REQUIREMENT.
Each entry below should be returned exactly as is, with the pictures removed.

Start of TASK INPUT

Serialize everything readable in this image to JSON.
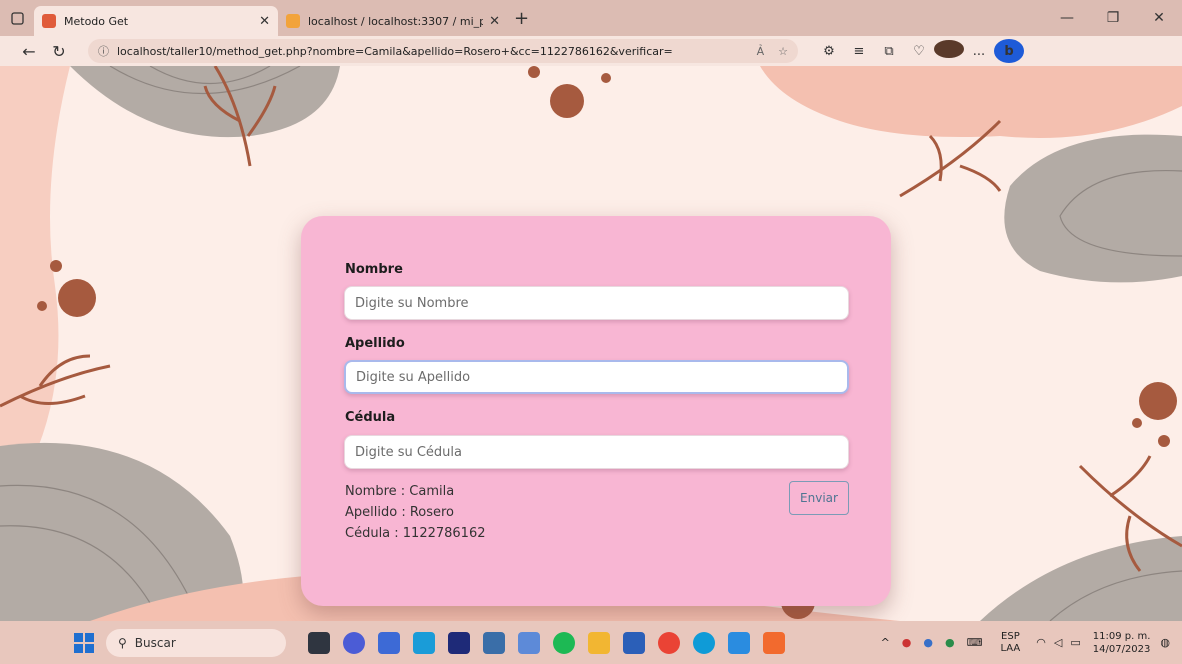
{
  "browser": {
    "tabs": [
      {
        "title": "Metodo Get",
        "active": true
      },
      {
        "title": "localhost / localhost:3307 / mi_p",
        "active": false
      }
    ],
    "url": "localhost/taller10/method_get.php?nombre=Camila&apellido=Rosero+&cc=1122786162&verificar=",
    "read_aloud": "Ả",
    "more": "..."
  },
  "form": {
    "nombre_label": "Nombre",
    "nombre_placeholder": "Digite su Nombre",
    "apellido_label": "Apellido",
    "apellido_placeholder": "Digite su Apellido",
    "cedula_label": "Cédula",
    "cedula_placeholder": "Digite su Cédula",
    "submit_label": "Enviar"
  },
  "result": {
    "nombre": "Nombre : Camila",
    "apellido": "Apellido : Rosero",
    "cedula": "Cédula : 1122786162"
  },
  "taskbar": {
    "search_label": "Buscar",
    "lang_top": "ESP",
    "lang_bottom": "LAA",
    "time": "11:09 p. m.",
    "date": "14/07/2023"
  },
  "colors": {
    "card": "#f8b6d3",
    "background": "#fdeee8",
    "accent_brown": "#a65a3f",
    "accent_gray": "#b3aba5"
  }
}
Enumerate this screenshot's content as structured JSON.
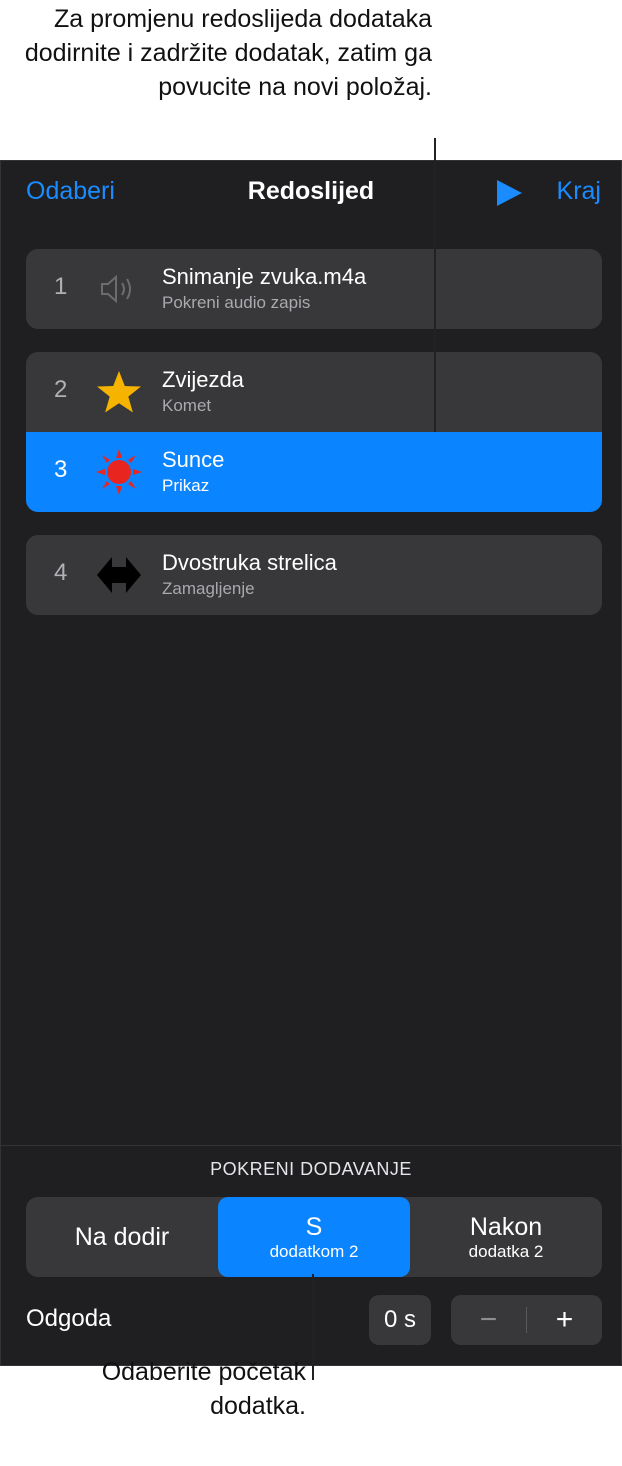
{
  "callouts": {
    "top": "Za promjenu redoslijeda dodataka dodirnite i zadržite dodatak, zatim ga povucite na novi položaj.",
    "bottom": "Odaberite početak dodatka."
  },
  "header": {
    "select_label": "Odaberi",
    "title": "Redoslijed",
    "done_label": "Kraj",
    "play_icon": "play-icon",
    "accent_color": "#1a8cff"
  },
  "builds": [
    {
      "number": "1",
      "name": "Snimanje zvuka.m4a",
      "effect": "Pokreni audio zapis",
      "icon": "speaker-icon"
    },
    {
      "number": "2",
      "name": "Zvijezda",
      "effect": "Komet",
      "icon": "star-icon"
    },
    {
      "number": "3",
      "name": "Sunce",
      "effect": "Prikaz",
      "icon": "sun-icon",
      "selected": true
    },
    {
      "number": "4",
      "name": "Dvostruka strelica",
      "effect": "Zamagljenje",
      "icon": "double-arrow-icon"
    }
  ],
  "start_build": {
    "label": "POKRENI DODAVANJE",
    "options": [
      {
        "main": "Na dodir",
        "sub": ""
      },
      {
        "main": "S",
        "sub": "dodatkom 2",
        "selected": true
      },
      {
        "main": "Nakon",
        "sub": "dodatka 2"
      }
    ]
  },
  "delay": {
    "label": "Odgoda",
    "value": "0 s",
    "decrement": "−",
    "increment": "+"
  }
}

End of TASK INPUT

EXERCISE RESULT.
Serialize everything readable in this image to JSON.
{
  "browser": {
    "tabs": [
      {
        "title": "Metodo Get",
        "active": true
      },
      {
        "title": "localhost / localhost:3307 / mi_p",
        "active": false
      }
    ],
    "url": "localhost/taller10/method_get.php?nombre=Camila&apellido=Rosero+&cc=1122786162&verificar=",
    "read_aloud": "Ả",
    "more": "..."
  },
  "form": {
    "nombre_label": "Nombre",
    "nombre_placeholder": "Digite su Nombre",
    "apellido_label": "Apellido",
    "apellido_placeholder": "Digite su Apellido",
    "cedula_label": "Cédula",
    "cedula_placeholder": "Digite su Cédula",
    "submit_label": "Enviar"
  },
  "result": {
    "nombre": "Nombre : Camila",
    "apellido": "Apellido : Rosero",
    "cedula": "Cédula : 1122786162"
  },
  "taskbar": {
    "search_label": "Buscar",
    "lang_top": "ESP",
    "lang_bottom": "LAA",
    "time": "11:09 p. m.",
    "date": "14/07/2023"
  },
  "colors": {
    "card": "#f8b6d3",
    "background": "#fdeee8",
    "accent_brown": "#a65a3f",
    "accent_gray": "#b3aba5"
  }
}
Enumerate this screenshot's content as structured JSON.
{
  "callouts": {
    "top": "Za promjenu redoslijeda dodataka dodirnite i zadržite dodatak, zatim ga povucite na novi položaj.",
    "bottom": "Odaberite početak dodatka."
  },
  "header": {
    "select_label": "Odaberi",
    "title": "Redoslijed",
    "done_label": "Kraj",
    "play_icon": "play-icon",
    "accent_color": "#1a8cff"
  },
  "builds": [
    {
      "number": "1",
      "name": "Snimanje zvuka.m4a",
      "effect": "Pokreni audio zapis",
      "icon": "speaker-icon"
    },
    {
      "number": "2",
      "name": "Zvijezda",
      "effect": "Komet",
      "icon": "star-icon"
    },
    {
      "number": "3",
      "name": "Sunce",
      "effect": "Prikaz",
      "icon": "sun-icon",
      "selected": true
    },
    {
      "number": "4",
      "name": "Dvostruka strelica",
      "effect": "Zamagljenje",
      "icon": "double-arrow-icon"
    }
  ],
  "start_build": {
    "label": "POKRENI DODAVANJE",
    "options": [
      {
        "main": "Na dodir",
        "sub": ""
      },
      {
        "main": "S",
        "sub": "dodatkom 2",
        "selected": true
      },
      {
        "main": "Nakon",
        "sub": "dodatka 2"
      }
    ]
  },
  "delay": {
    "label": "Odgoda",
    "value": "0 s",
    "decrement": "−",
    "increment": "+"
  }
}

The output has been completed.